TV STORE ONLINE: One of the things that I love about Larry's work too is how he's always fearless. He likes to mixed aesthetics. He'll use rock music out-of-time. He'll stop a film for a song...In MISTRESS OF THE APES there are some interesting ideas at play....Did his crew ever give him any guff about any of his artistic choices?
VON STERNBERG: Not that I saw. I didn't, because I was pretty young at the time. I just listened to him because he was much older than I was. I respected him because he was taking a chance with his films. With MISTRESS OF THE APES, I knew it wasn't going to be a good film when we were shooting it, but I did quite like HUGHES AND HARLOW. DOWN ON US (1984) or BEYOND THE DOORS, I also knew that wasn't going to be a good film either because the acting was so sub-par and the writing as well.
TV STORE ONLINE: In mentioning DOWN ON US...Did Larry ever discuss with you his various conspiracy theories on the "pied-pipers of rock and roll" or Marilyn Monroe?
VON STERNBERG: Not really, but he had so many ideas about everything. He was really light-hearted and he liked to joke around on the set, but when it came to his ideas or his films he wouldn't ever joke around. He was very serious.
TV STORE ONLINE: I think DOWN ON US is a pretty extraordinary film because it's the culmination of what I've suggested earlier about Larry desiring to create a completely-realized alternate universe in his films...
VON STERNBERG: But the actors weren't good. The guy who played Jim Morrison wasn't anything like the real Jim Morrison. I met the real Jim Morrison when I was younger. When he was a film student at UCLA he was a student in my Dad's class there.

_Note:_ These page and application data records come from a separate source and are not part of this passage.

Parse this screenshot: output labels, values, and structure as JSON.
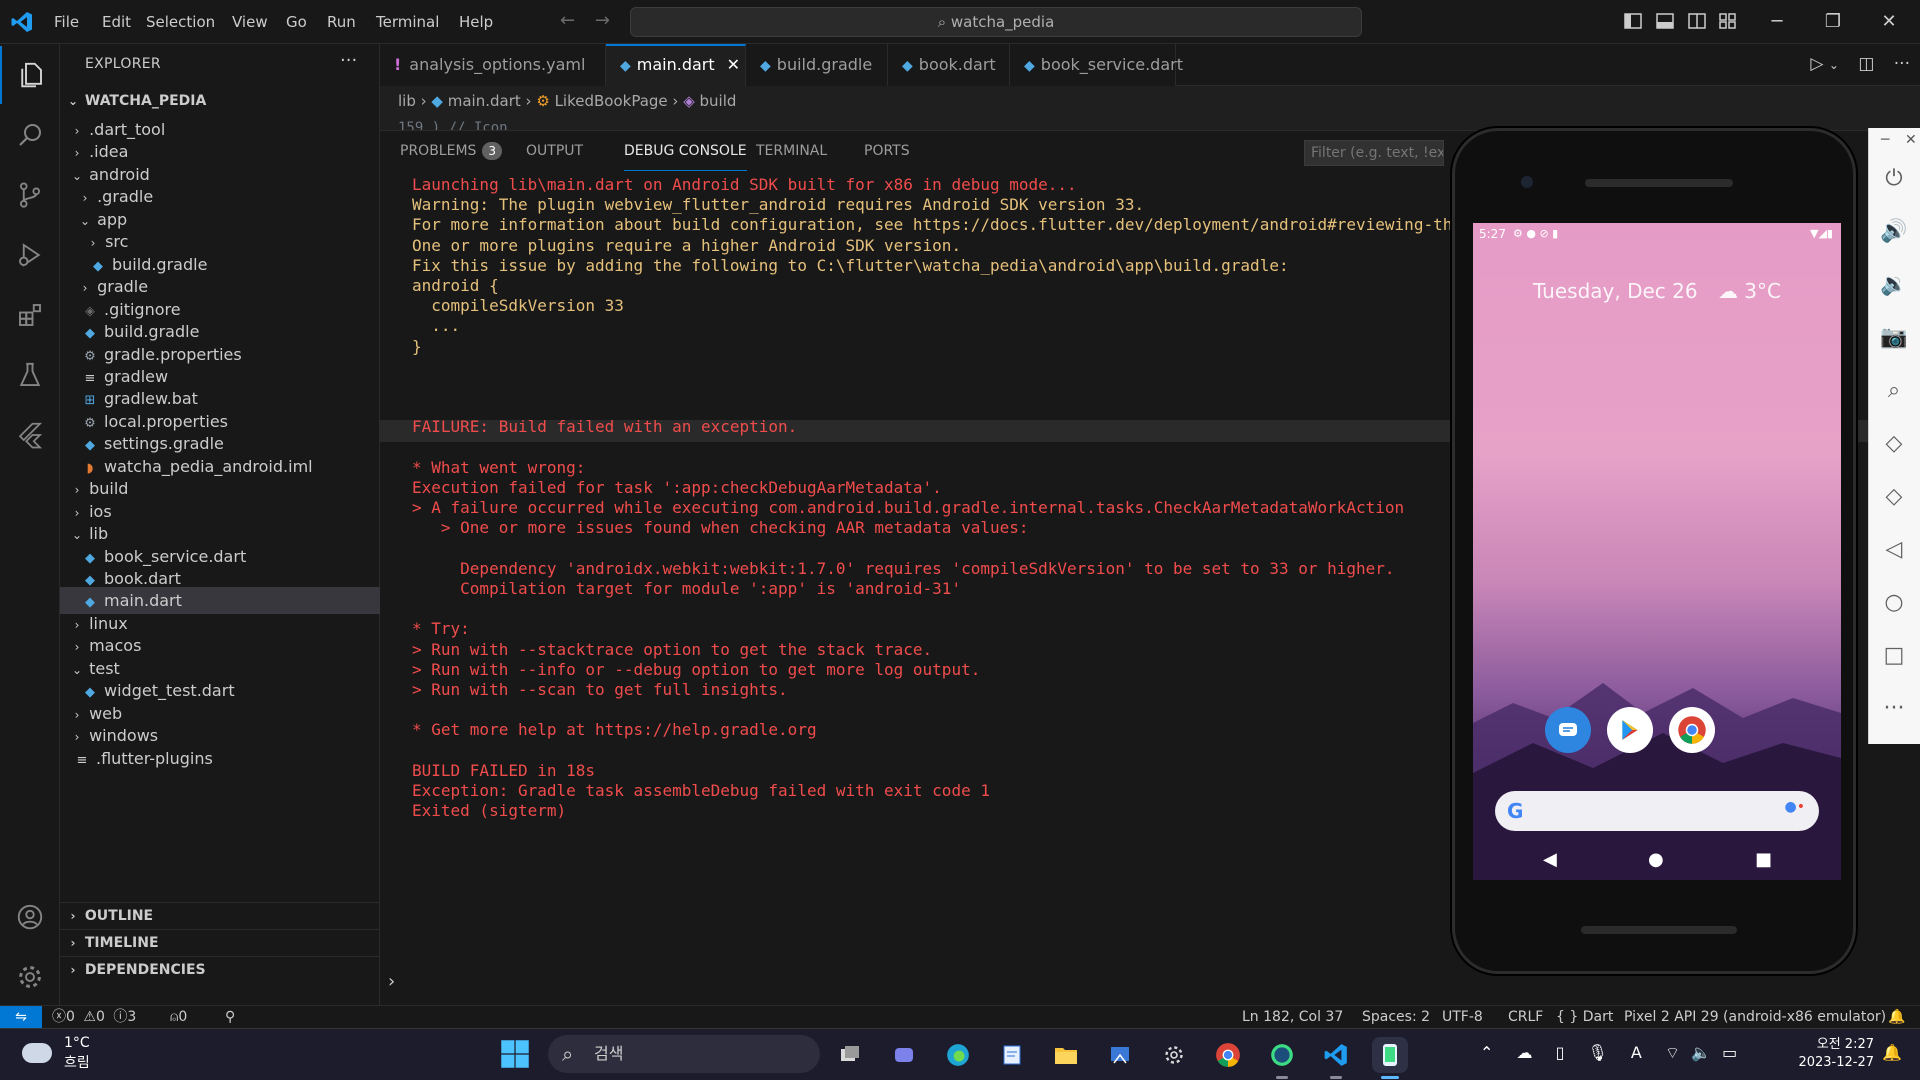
{
  "titlebar": {
    "menus": [
      "File",
      "Edit",
      "Selection",
      "View",
      "Go",
      "Run",
      "Terminal",
      "Help"
    ],
    "search": "watcha_pedia"
  },
  "explorer": {
    "title": "EXPLORER",
    "root": "WATCHA_PEDIA",
    "items": [
      {
        "label": ".dart_tool",
        "type": "folder",
        "open": false,
        "depth": 1
      },
      {
        "label": ".idea",
        "type": "folder",
        "open": false,
        "depth": 1
      },
      {
        "label": "android",
        "type": "folder",
        "open": true,
        "depth": 1
      },
      {
        "label": ".gradle",
        "type": "folder",
        "open": false,
        "depth": 2
      },
      {
        "label": "app",
        "type": "folder",
        "open": true,
        "depth": 2
      },
      {
        "label": "src",
        "type": "folder",
        "open": false,
        "depth": 3
      },
      {
        "label": "build.gradle",
        "type": "gradle",
        "depth": 3
      },
      {
        "label": "gradle",
        "type": "folder",
        "open": false,
        "depth": 2
      },
      {
        "label": ".gitignore",
        "type": "git",
        "depth": 2
      },
      {
        "label": "build.gradle",
        "type": "gradle",
        "depth": 2
      },
      {
        "label": "gradle.properties",
        "type": "gear",
        "depth": 2
      },
      {
        "label": "gradlew",
        "type": "lines",
        "depth": 2
      },
      {
        "label": "gradlew.bat",
        "type": "windows",
        "depth": 2
      },
      {
        "label": "local.properties",
        "type": "gear",
        "depth": 2
      },
      {
        "label": "settings.gradle",
        "type": "gradle",
        "depth": 2
      },
      {
        "label": "watcha_pedia_android.iml",
        "type": "rss",
        "depth": 2
      },
      {
        "label": "build",
        "type": "folder",
        "open": false,
        "depth": 1
      },
      {
        "label": "ios",
        "type": "folder",
        "open": false,
        "depth": 1
      },
      {
        "label": "lib",
        "type": "folder",
        "open": true,
        "depth": 1
      },
      {
        "label": "book_service.dart",
        "type": "dart",
        "depth": 2
      },
      {
        "label": "book.dart",
        "type": "dart",
        "depth": 2
      },
      {
        "label": "main.dart",
        "type": "dart",
        "depth": 2,
        "selected": true
      },
      {
        "label": "linux",
        "type": "folder",
        "open": false,
        "depth": 1
      },
      {
        "label": "macos",
        "type": "folder",
        "open": false,
        "depth": 1
      },
      {
        "label": "test",
        "type": "folder",
        "open": true,
        "depth": 1
      },
      {
        "label": "widget_test.dart",
        "type": "dart",
        "depth": 2
      },
      {
        "label": "web",
        "type": "folder",
        "open": false,
        "depth": 1
      },
      {
        "label": "windows",
        "type": "folder",
        "open": false,
        "depth": 1
      },
      {
        "label": ".flutter-plugins",
        "type": "lines",
        "depth": 1
      }
    ],
    "sections": [
      "OUTLINE",
      "TIMELINE",
      "DEPENDENCIES"
    ]
  },
  "tabs": [
    {
      "label": "analysis_options.yaml",
      "icon": "!"
    },
    {
      "label": "main.dart",
      "active": true
    },
    {
      "label": "build.gradle"
    },
    {
      "label": "book.dart"
    },
    {
      "label": "book_service.dart"
    }
  ],
  "breadcrumb": {
    "p1": "lib",
    "p2": "main.dart",
    "p3": "LikedBookPage",
    "p4": "build"
  },
  "code_peek": "159                    )  // Icon",
  "panel": {
    "tabs": [
      "PROBLEMS",
      "OUTPUT",
      "DEBUG CONSOLE",
      "TERMINAL",
      "PORTS"
    ],
    "problems_count": "3",
    "filter_placeholder": "Filter (e.g. text, !exclude)",
    "console": {
      "l1": "Launching lib\\main.dart on Android SDK built for x86 in debug mode...",
      "l2": "Warning: The plugin webview_flutter_android requires Android SDK version 33.",
      "l3": "For more information about build configuration, see https://docs.flutter.dev/deployment/android#reviewing-the-gradle-build-configuration.",
      "l4": "One or more plugins require a higher Android SDK version.",
      "l5": "Fix this issue by adding the following to C:\\flutter\\watcha_pedia\\android\\app\\build.gradle:",
      "l6": "android {",
      "l7": "  compileSdkVersion 33",
      "l8": "  ...",
      "l9": "}",
      "l10": "FAILURE: Build failed with an exception.",
      "l11": "* What went wrong:",
      "l12": "Execution failed for task ':app:checkDebugAarMetadata'.",
      "l13": "> A failure occurred while executing com.android.build.gradle.internal.tasks.CheckAarMetadataWorkAction",
      "l14": "   > One or more issues found when checking AAR metadata values:",
      "l15": "     Dependency 'androidx.webkit:webkit:1.7.0' requires 'compileSdkVersion' to be set to 33 or higher.",
      "l16": "     Compilation target for module ':app' is 'android-31'",
      "l17": "* Try:",
      "l18": "> Run with --stacktrace option to get the stack trace.",
      "l19": "> Run with --info or --debug option to get more log output.",
      "l20": "> Run with --scan to get full insights.",
      "l21": "* Get more help at https://help.gradle.org",
      "l22": "BUILD FAILED in 18s",
      "l23": "Exception: Gradle task assembleDebug failed with exit code 1",
      "l24": "Exited (sigterm)"
    }
  },
  "statusbar": {
    "errors": "0",
    "warnings": "0",
    "info": "3",
    "ports": "0",
    "position": "Ln 182, Col 37",
    "spaces": "Spaces: 2",
    "encoding": "UTF-8",
    "eol": "CRLF",
    "language": "Dart",
    "device": "Pixel 2 API 29 (android-x86 emulator)"
  },
  "emulator": {
    "time": "5:27",
    "date": "Tuesday, Dec 26",
    "temp": "3°C"
  },
  "taskbar": {
    "weather_temp": "1°C",
    "weather_desc": "흐림",
    "search": "검색",
    "clock_time": "오전 2:27",
    "clock_date": "2023-12-27"
  },
  "colors": {
    "accent": "#0078d4",
    "error": "#f14c4c",
    "warning": "#e5c07b"
  }
}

He and Ray Manzarek were both in that class. The actor who played Jimi Hendrix--I didn't feel like he was the right choice for that part. The way that Larry set it--nothing about it was real. They tried to make it real, but none of it worked.
TV STORE ONLINE: Your complaints about DOWN ON US are the reasons why I praise it...(Laughing) I love it because it has zero realism. To change subjects...I know you worked in a capacity on Francis Coppola's ONE FROM THE HEART (1981)...What did you do that film?
At the time I was doing a lot of large-format photography. I shot the neon stuff for the one-sheet for the movie. There were a couple different posters for the movie
and I did one of them. I used to shoot large-format photography of neon signs for a living. I got quite a reputation for that. It was wonderful to be on that lot with Francis. I wanted to work with him again after that, but I never got the chance. I first met Coppola when I was younger in the Summer of '69 in San Sebastian. I was eighteen-years-old and he was visiting my Dad one day.
TV STORE ONLINE: ONE FROM THE HEART is one of those films that I think is tremendously underrated--but many don't confer with me on that notion...
I would, but I also think the same thing about TEXASVILLE (1990) too.
Interview Conducted by: Justin Bozung